For most Dslr /compact or mirrorless cameras the ISO 50 is not a native setting. It is usually clear from the specs what is the native iso setting for the camera. Usually the base ISO setting for most cameras is iso 100 or iso 200 for some cameras. In fact most cameras doesn’t even has an ISO 50 setting (for example most Aps-C / Dx cameras).
Usually the picture quality is the best in the lowest (native) ISO settings. The dynamic range or noise levels or color saturation is the best at the lowest settings. If we higher the iso levels we will have higher shutter speeds or smaller aperture meaning more depth of field, but we loose dynamic range, the noise level will be higher, and the saturation will be less as well in the higher settings.
ISO 50 setting is preferred when we want longer shutter speeds in good light, or want to use lenses with bright apertures, preferred for depth of field reasons in bright conditions. Many time it is not enough, perhaps an additional ND filter also needed to have the shutter speed we wanted.
Usually in most cases the ISO 50 setting is generated from the ISO 100 (or 200) setting which means the picture quality is not better at all. The camera overexpose the file by 1 f-stop and make a certain calculations to achieve the result.
Some cameras for example the Nikon D810 has a true ISO 50 or ISO 64 setting, which means that some picture parameters like dynamic range, colors etc is better at the lower settings.
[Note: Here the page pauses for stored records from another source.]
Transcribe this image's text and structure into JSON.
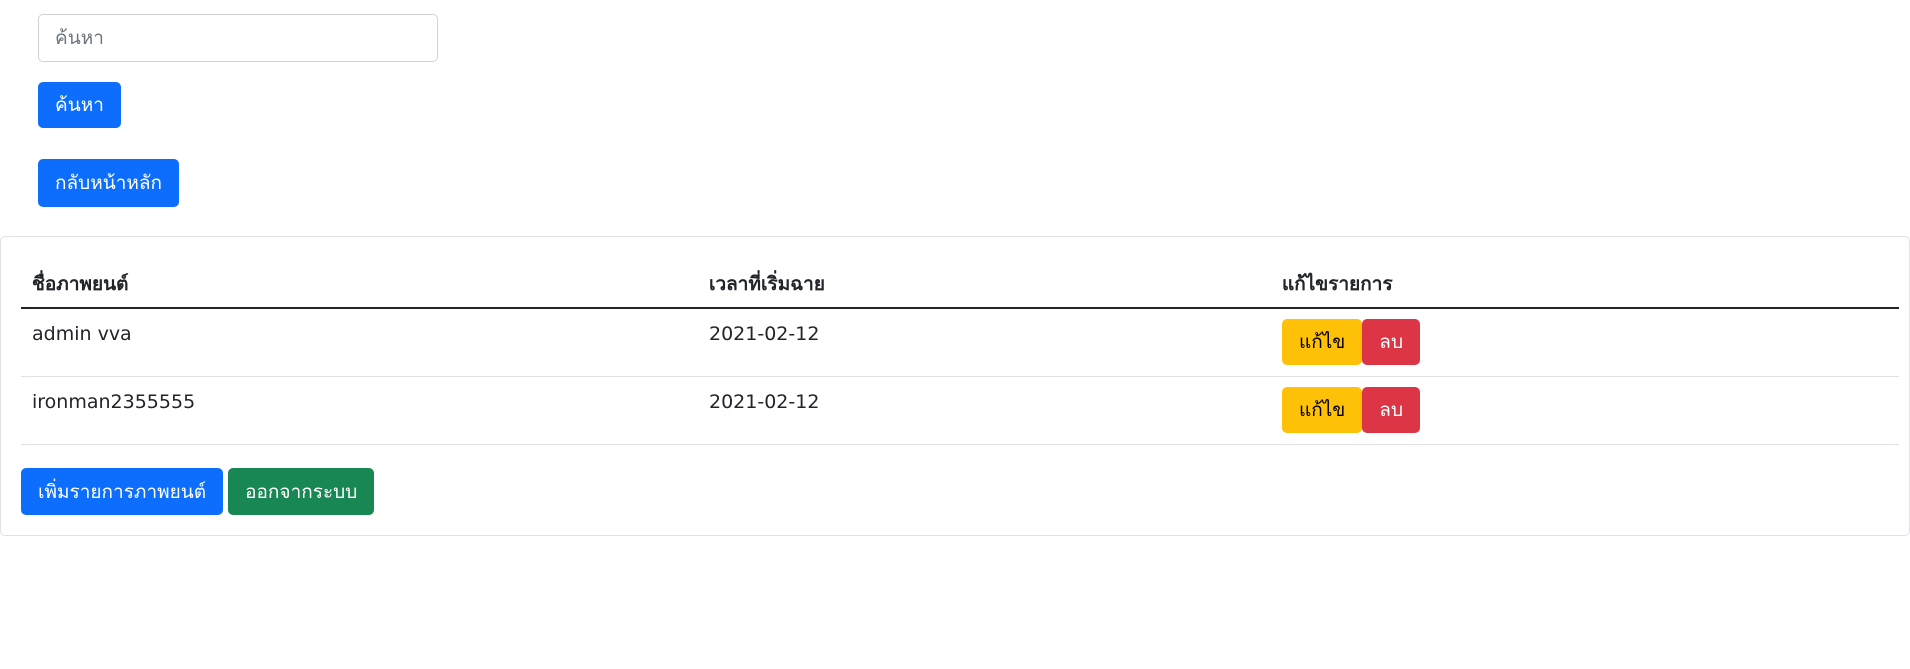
{
  "search": {
    "placeholder": "ค้นหา",
    "value": "",
    "button_label": "ค้นหา"
  },
  "nav": {
    "home_label": "กลับหน้าหลัก"
  },
  "table": {
    "headers": {
      "name": "ชื่อภาพยนต์",
      "start_time": "เวลาที่เริ่มฉาย",
      "actions": "แก้ไขรายการ"
    },
    "rows": [
      {
        "name": "admin vva",
        "start_time": "2021-02-12",
        "edit_label": "แก้ไข",
        "delete_label": "ลบ"
      },
      {
        "name": "ironman2355555",
        "start_time": "2021-02-12",
        "edit_label": "แก้ไข",
        "delete_label": "ลบ"
      }
    ]
  },
  "footer": {
    "add_label": "เพิ่มรายการภาพยนต์",
    "logout_label": "ออกจากระบบ"
  },
  "colors": {
    "primary": "#0d6efd",
    "success": "#198754",
    "warning": "#ffc107",
    "danger": "#dc3545"
  }
}
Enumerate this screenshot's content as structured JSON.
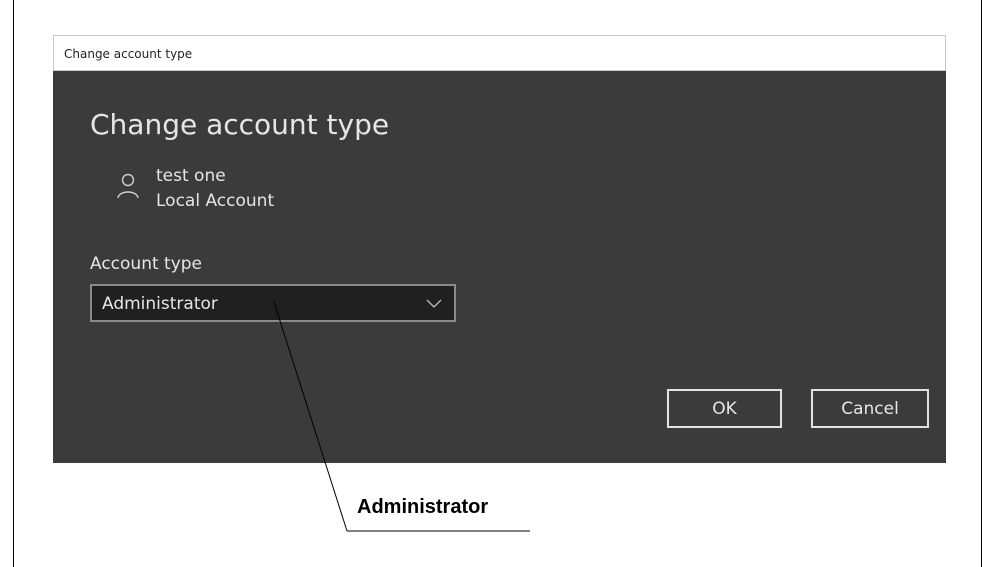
{
  "dialog": {
    "window_title": "Change account type",
    "heading": "Change account type",
    "user": {
      "icon": "person-icon",
      "name": "test one",
      "account_kind": "Local Account"
    },
    "account_type": {
      "label": "Account type",
      "selected": "Administrator"
    },
    "buttons": {
      "ok": "OK",
      "cancel": "Cancel"
    },
    "colors": {
      "background": "#3b3b3b",
      "select_background": "#202020",
      "text": "#e6e6e6"
    }
  },
  "callout": {
    "label": "Administrator"
  }
}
Other place to check this at DXOmark graphs of different cameras.